Irish premier won`t quit over Ireland debt crisis

Last Updated: Monday, January 17, 2011 - 00:45

Dublin: Irish Prime Minister Brian Cowen
on Sunday announced he won`t resign despite intense criticism of
his management of the country`s European-record deficit and
its international bailout.

Cowen`s declaration follows several days of talks with
lawmakers in his Fianna Fail party. Many wanted him to quit
immediately so that a new leader can lead the party into a
spring election that, under Cowen`s leadership, it is widely
expected to lose.

But in a trademark defiant performance, Cowen said he
instead would mount a motion of confidence in his own
leadership on Tuesday at a meeting of party lawmakers.

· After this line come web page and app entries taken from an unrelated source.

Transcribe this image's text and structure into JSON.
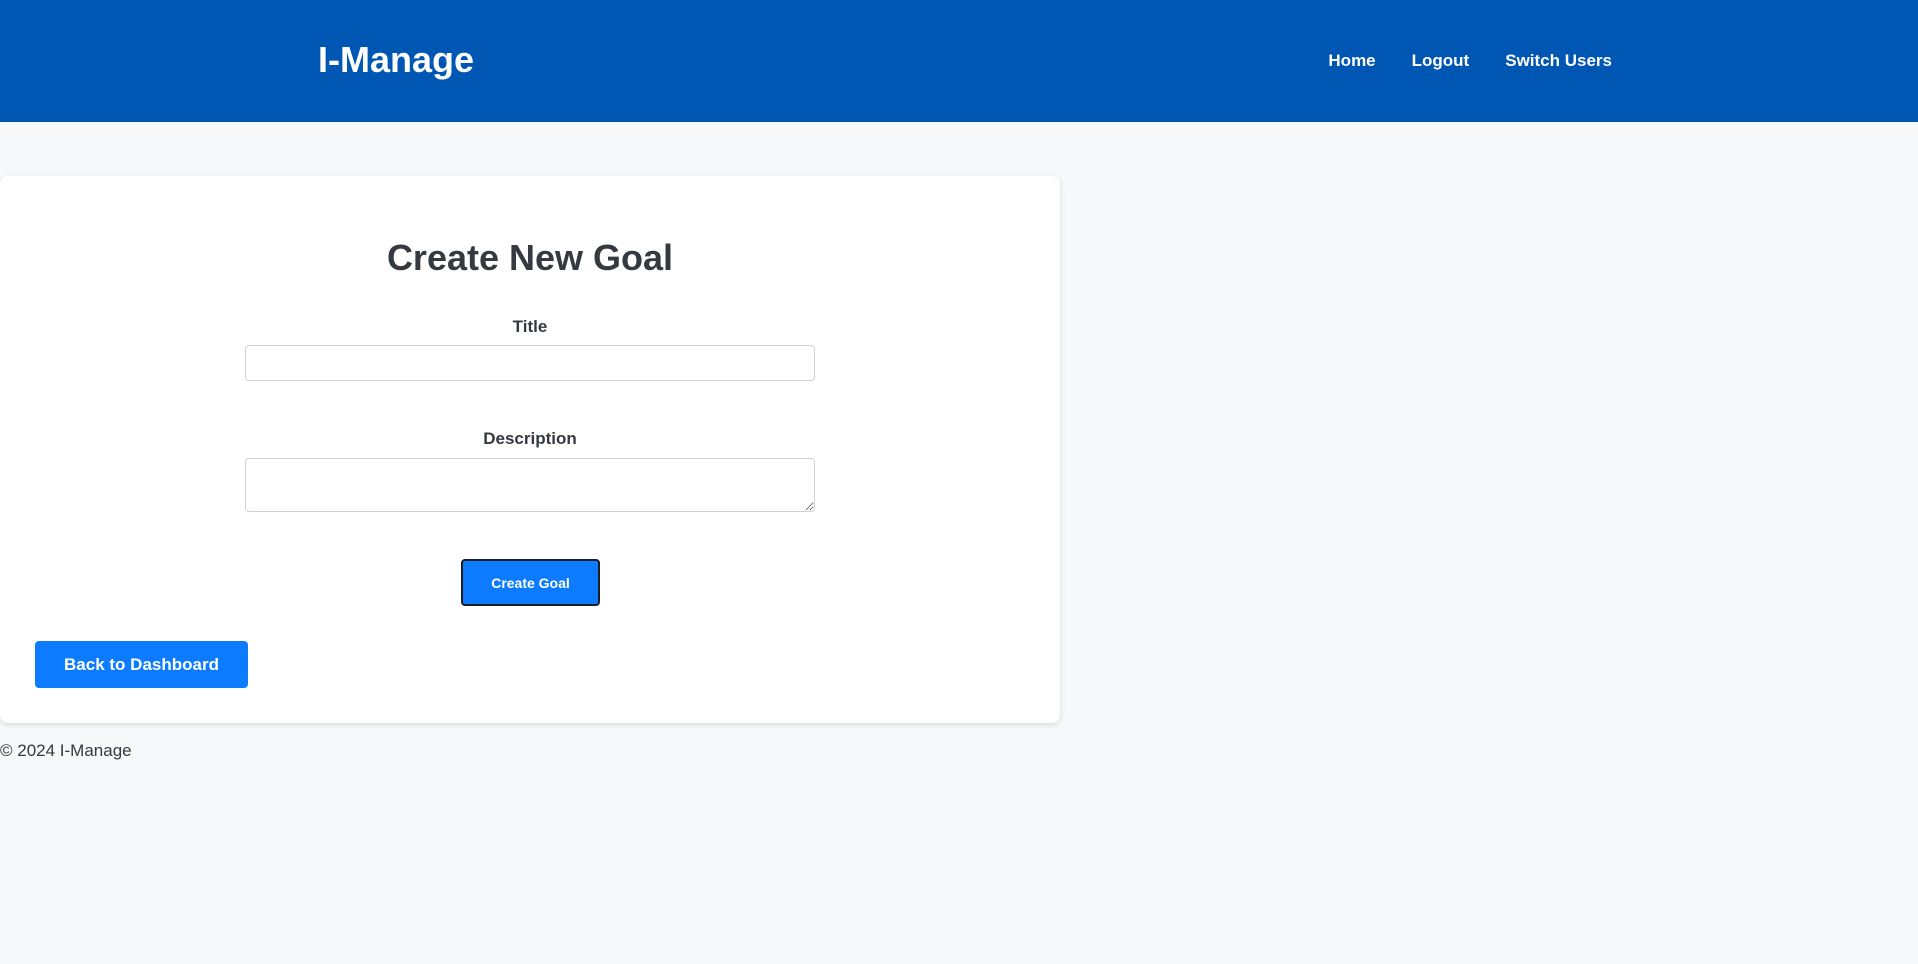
{
  "header": {
    "brand": "I-Manage",
    "nav": {
      "home": "Home",
      "logout": "Logout",
      "switch_users": "Switch Users"
    }
  },
  "form": {
    "title": "Create New Goal",
    "title_field": {
      "label": "Title",
      "value": "",
      "placeholder": ""
    },
    "description_field": {
      "label": "Description",
      "value": "",
      "placeholder": ""
    },
    "submit_label": "Create Goal",
    "back_label": "Back to Dashboard"
  },
  "footer": {
    "text": "© 2024 I-Manage"
  },
  "colors": {
    "header_bg": "#0056b3",
    "primary_button": "#0d7bff",
    "page_bg": "#f7f8fa",
    "card_bg": "#ffffff"
  }
}
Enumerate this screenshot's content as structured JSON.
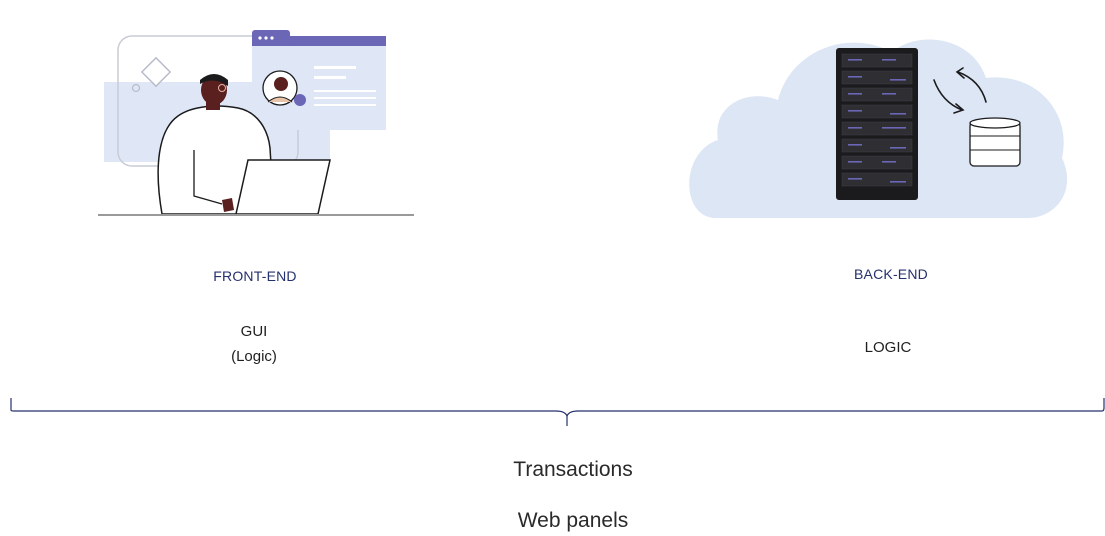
{
  "colors": {
    "accent": "#25306e",
    "illustration_purple": "#6b66b6",
    "cloud": "#dde6f5",
    "panel": "#dfe7f6",
    "server": "#1b1b1d",
    "text": "#1f1f1f"
  },
  "front_end": {
    "heading": "FRONT-END",
    "lines": [
      "GUI",
      "(Logic)"
    ],
    "illustration": "person-at-laptop-with-ui-window"
  },
  "back_end": {
    "heading": "BACK-END",
    "lines": [
      "LOGIC"
    ],
    "illustration": "server-rack-and-database-in-cloud"
  },
  "footer": {
    "items": [
      "Transactions",
      "Web panels"
    ]
  }
}
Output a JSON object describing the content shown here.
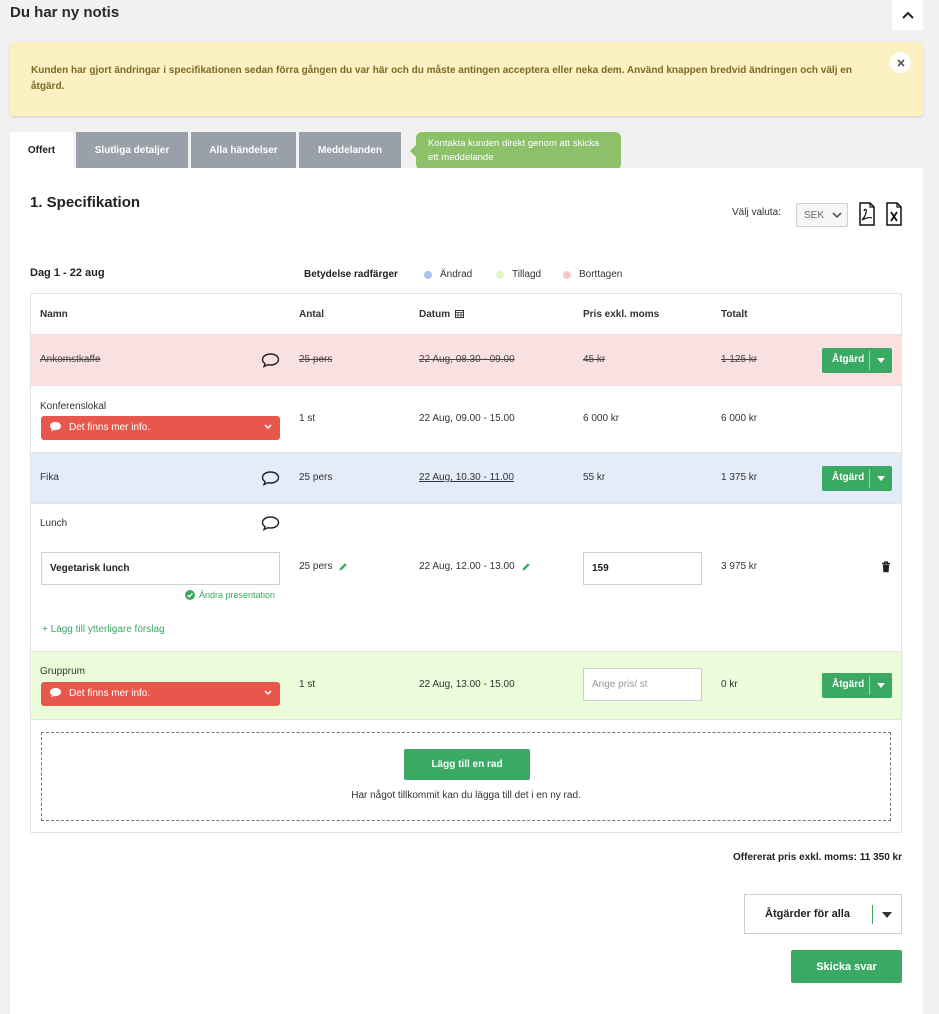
{
  "notification": {
    "title": "Du har ny notis",
    "message": "Kunden har gjort ändringar i specifikationen sedan förra gången du var här och du måste antingen acceptera eller neka dem. Använd knappen bredvid ändringen och välj en åtgärd."
  },
  "tabs": [
    {
      "label": "Offert"
    },
    {
      "label": "Slutliga detaljer"
    },
    {
      "label": "Alla händelser"
    },
    {
      "label": "Meddelanden"
    }
  ],
  "tooltip": {
    "text": "Kontakta kunden direkt genom att skicka ett meddelande"
  },
  "spec": {
    "title": "1. Specifikation",
    "currency_label": "Välj valuta:",
    "currency_value": "SEK"
  },
  "day": {
    "title": "Dag 1 - 22 aug"
  },
  "legend": {
    "label": "Betydelse radfärger",
    "items": [
      {
        "label": "Ändrad",
        "color": "#a9c4f2"
      },
      {
        "label": "Tillagd",
        "color": "#ddf8c7"
      },
      {
        "label": "Borttagen",
        "color": "#f3c7c7"
      }
    ]
  },
  "table": {
    "headers": {
      "name": "Namn",
      "qty": "Antal",
      "date": "Datum",
      "price": "Pris exkl. moms",
      "total": "Totalt"
    },
    "rows": [
      {
        "name": "Ankomstkaffe",
        "qty": "25 pers",
        "date": "22 Aug, 08.30 - 09.00",
        "price": "45 kr",
        "total": "1 125 kr",
        "action": "Åtgärd",
        "state": "removed"
      },
      {
        "name": "Konferenslokal",
        "info": "Det finns mer info.",
        "qty": "1 st",
        "date": "22 Aug, 09.00 - 15.00",
        "price": "6 000 kr",
        "total": "6 000 kr",
        "state": "normal"
      },
      {
        "name": "Fika",
        "qty": "25 pers",
        "date": "22 Aug, 10.30 - 11.00",
        "price": "55 kr",
        "total": "1 375 kr",
        "action": "Åtgärd",
        "state": "changed"
      },
      {
        "name": "Lunch",
        "selection": "Vegetarisk lunch",
        "change_presentation": "Ändra presentation",
        "add_suggestion": "+ Lägg till ytterligare förslag",
        "qty": "25 pers",
        "date": "22 Aug, 12.00 - 13.00",
        "price": "159",
        "total": "3 975 kr",
        "state": "normal"
      },
      {
        "name": "Grupprum",
        "info": "Det finns mer info.",
        "qty": "1 st",
        "date": "22 Aug, 13.00 - 15.00",
        "price_placeholder": "Ange pris/ st",
        "total": "0 kr",
        "action": "Åtgärd",
        "state": "added"
      }
    ]
  },
  "add_row": {
    "button": "Lägg till en rad",
    "help": "Har något tillkommit kan du lägga till det i en ny rad."
  },
  "total": {
    "text": "Offererat pris exkl. moms: 11 350 kr"
  },
  "actions": {
    "all_label": "Åtgärder för alla",
    "send_label": "Skicka svar"
  },
  "colors": {
    "accent_green": "#3aa963",
    "removed_bg": "#f9e1e1",
    "changed_bg": "#e5ecf9",
    "added_bg": "#eafcda",
    "info_red": "#e8574b"
  }
}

He said he wasn`t willing to wait indefinitely for one or
more of his Cabinet colleagues to mount a direct challenge to
oust him.

Cowen said he was confident of winning the secret-ballot
vote and lead Fianna Fail to a seventh straight election
victory.

Fianna Fail, which means "soldiers of destiny" in Gaelic,
has governed Ireland almost continuously since 1987, but has
plummeted to historic lows in recent opinion polls.

Cowen`s determination to stay leaves unsettled the
question of whether his government will survive long enough to
pass the emergency deficit-slashing legislation required by
the USD 90 billion bailout from the European Union and
International Monetary Fund.

Fianna Fail rivals could quickly pursue a no-confidence
motion to try to oust him. Among those who have publicly
voiced a desire to replace Cowen are Finance Minister Brian
Lenihan, Foreign Affairs Minister Micheal Martin and Arts and
Tourism Minister Mary Hanafin.

Cowen rose to power in 2008 as Ireland`s 13-year Celtic
Tiger economic boom was giving way to a property-market
implosion and banking crisis.

He has faced rising accusations in recent weeks of making
decisions that benefited corrupt bankers far more than
taxpayers, who have been burdened with a bank-rescue bill
expected to top USD 65 billion.

The pressure for Cowen`s removal flared last week when a
new book revealed that Cowen held several dinners and social
events, including a day long golf outing, with top bankers in
the weeks before his government decided to insure all of the
borrowings of Dublin banks, an internationally unprecedented
move at the time.

PTI



First Published: Monday, January 17, 2011 - 00:45

More from zeenews

 
comments powered by Disqus